If you look at the docs for many Rtl string functions, you will see that they are callable only at IRQL == PASSIVE_LEVEL.  This applies to not only Rtl functions but also to CRT functions Why is that?  Well, there are a few resaons

  • The Rtl functions are marked PAGEable so you can't even execute the function itself
  • The Buffer in a UNICODE_STRING is typically from PagedPool if it is not stack based
  • The string conversion (e.g. NLS) tables are PAGEable

You can overcome the 2nd bullet by making sure your buffer allocations come from NonPagedPool, but that doesn't help you very much because the surrounding infrastructure.  But wait a minute...there are samples out there which use strlen or sprintf at DISPATCH_LEVEL or higher.  The most common use of string functions in a driver is to wrap DbgPrintf with more logic (like levels or component bits), something similar to

#define PRINT(level, x) if ((level) <= Globals.DebugLevel) { MyPrint x ; }

VOID MyPrint(PSTR Format, ...)
{
    CHAR ach[128];
    va_list va;
    NTSTATUS status;

    va_start(va, Format);
    status = RtlStringCbVPrintfA(ach, sizeof(ach), Format, va);
    if (NT_SUCCESS(status)) { DbgPrint(ach); }
    va_end(va);
}

which is invoked like this PRINT(2, ("Number of instances %d\n", DevExt->NumInstances")); and this actually works.  Why?  Because the format string does not contain any %s format specifiers.  If you use %s, you will hit the aforementioned tables and potentially hit paged out pool (and bugcheck). 

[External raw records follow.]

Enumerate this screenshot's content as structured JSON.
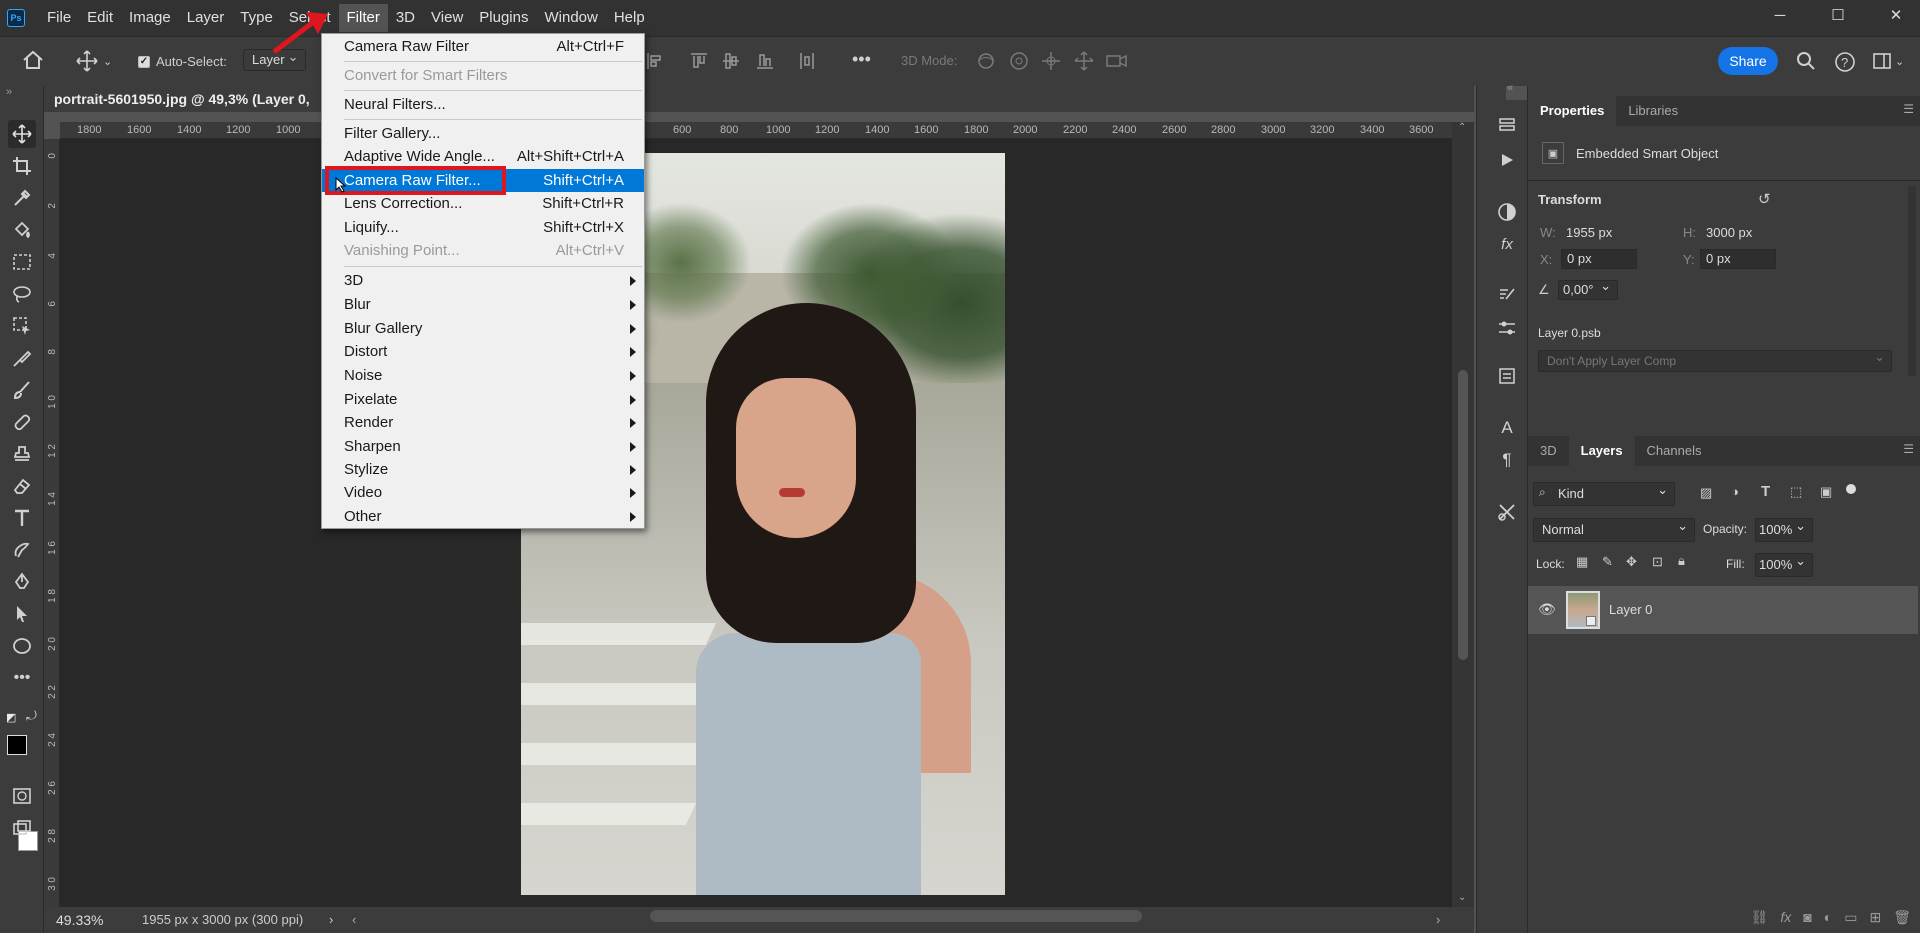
{
  "menubar": {
    "logo": "Ps",
    "items": [
      "File",
      "Edit",
      "Image",
      "Layer",
      "Type",
      "Select",
      "Filter",
      "3D",
      "View",
      "Plugins",
      "Window",
      "Help"
    ],
    "active": "Filter",
    "window_controls": [
      "─",
      "☐",
      "✕"
    ]
  },
  "optionsbar": {
    "auto_select_label": "Auto-Select:",
    "auto_select_checked": true,
    "auto_select_target": "Layer",
    "three_d_mode_label": "3D Mode:",
    "share_label": "Share"
  },
  "document": {
    "tab_title": "portrait-5601950.jpg @ 49,3% (Layer 0,",
    "zoom": "49.33%",
    "info": "1955 px x 3000 px (300 ppi)",
    "ruler_top": [
      "1800",
      "1600",
      "1400",
      "1200",
      "1000",
      "600",
      "800",
      "1000",
      "1200",
      "1400",
      "1600",
      "1800",
      "2000",
      "2200",
      "2400",
      "2600",
      "2800",
      "3000",
      "3200",
      "3400",
      "3600"
    ],
    "ruler_left": [
      "0",
      "2",
      "4",
      "6",
      "8",
      "1\n0",
      "1\n2",
      "1\n4",
      "1\n6",
      "1\n8",
      "2\n0",
      "2\n2",
      "2\n4",
      "2\n6",
      "2\n8",
      "3\n0"
    ]
  },
  "filter_menu": {
    "items": [
      {
        "label": "Camera Raw Filter",
        "shortcut": "Alt+Ctrl+F",
        "state": "normal"
      },
      {
        "label": "Convert for Smart Filters",
        "shortcut": "",
        "state": "disabled"
      },
      {
        "label": "Neural Filters...",
        "shortcut": "",
        "state": "normal"
      },
      {
        "label": "Filter Gallery...",
        "shortcut": "",
        "state": "normal"
      },
      {
        "label": "Adaptive Wide Angle...",
        "shortcut": "Alt+Shift+Ctrl+A",
        "state": "normal"
      },
      {
        "label": "Camera Raw Filter...",
        "shortcut": "Shift+Ctrl+A",
        "state": "highlight"
      },
      {
        "label": "Lens Correction...",
        "shortcut": "Shift+Ctrl+R",
        "state": "normal"
      },
      {
        "label": "Liquify...",
        "shortcut": "Shift+Ctrl+X",
        "state": "normal"
      },
      {
        "label": "Vanishing Point...",
        "shortcut": "Alt+Ctrl+V",
        "state": "disabled"
      },
      {
        "label": "3D",
        "submenu": true
      },
      {
        "label": "Blur",
        "submenu": true
      },
      {
        "label": "Blur Gallery",
        "submenu": true
      },
      {
        "label": "Distort",
        "submenu": true
      },
      {
        "label": "Noise",
        "submenu": true
      },
      {
        "label": "Pixelate",
        "submenu": true
      },
      {
        "label": "Render",
        "submenu": true
      },
      {
        "label": "Sharpen",
        "submenu": true
      },
      {
        "label": "Stylize",
        "submenu": true
      },
      {
        "label": "Video",
        "submenu": true
      },
      {
        "label": "Other",
        "submenu": true
      }
    ]
  },
  "properties": {
    "tabs": [
      "Properties",
      "Libraries"
    ],
    "object_type": "Embedded Smart Object",
    "transform_label": "Transform",
    "w_label": "W:",
    "w_value": "1955 px",
    "h_label": "H:",
    "h_value": "3000 px",
    "x_label": "X:",
    "x_value": "0 px",
    "y_label": "Y:",
    "y_value": "0 px",
    "angle_value": "0,00°",
    "linked_file": "Layer 0.psb",
    "layer_comp": "Don't Apply Layer Comp"
  },
  "layers": {
    "tabs": [
      "3D",
      "Layers",
      "Channels"
    ],
    "filter_kind": "Kind",
    "blend_mode": "Normal",
    "opacity_label": "Opacity:",
    "opacity_value": "100%",
    "lock_label": "Lock:",
    "fill_label": "Fill:",
    "fill_value": "100%",
    "items": [
      {
        "name": "Layer 0",
        "visible": true
      }
    ]
  },
  "footer_icons": [
    "link-icon",
    "fx-icon",
    "mask-icon",
    "adjustment-icon",
    "folder-icon",
    "new-layer-icon",
    "trash-icon"
  ]
}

What to do?  Well, don't put strings in your debug print statements if it is callable at IRQL > PASSIVE.  Also, you have to consider why you are even dealing with a string at a higher IRQL, hopefully you are not comparing strings or other similar string operations.  Also, consider using WPP where you can use strings (because the string contents are copied directly and processed in user mode later).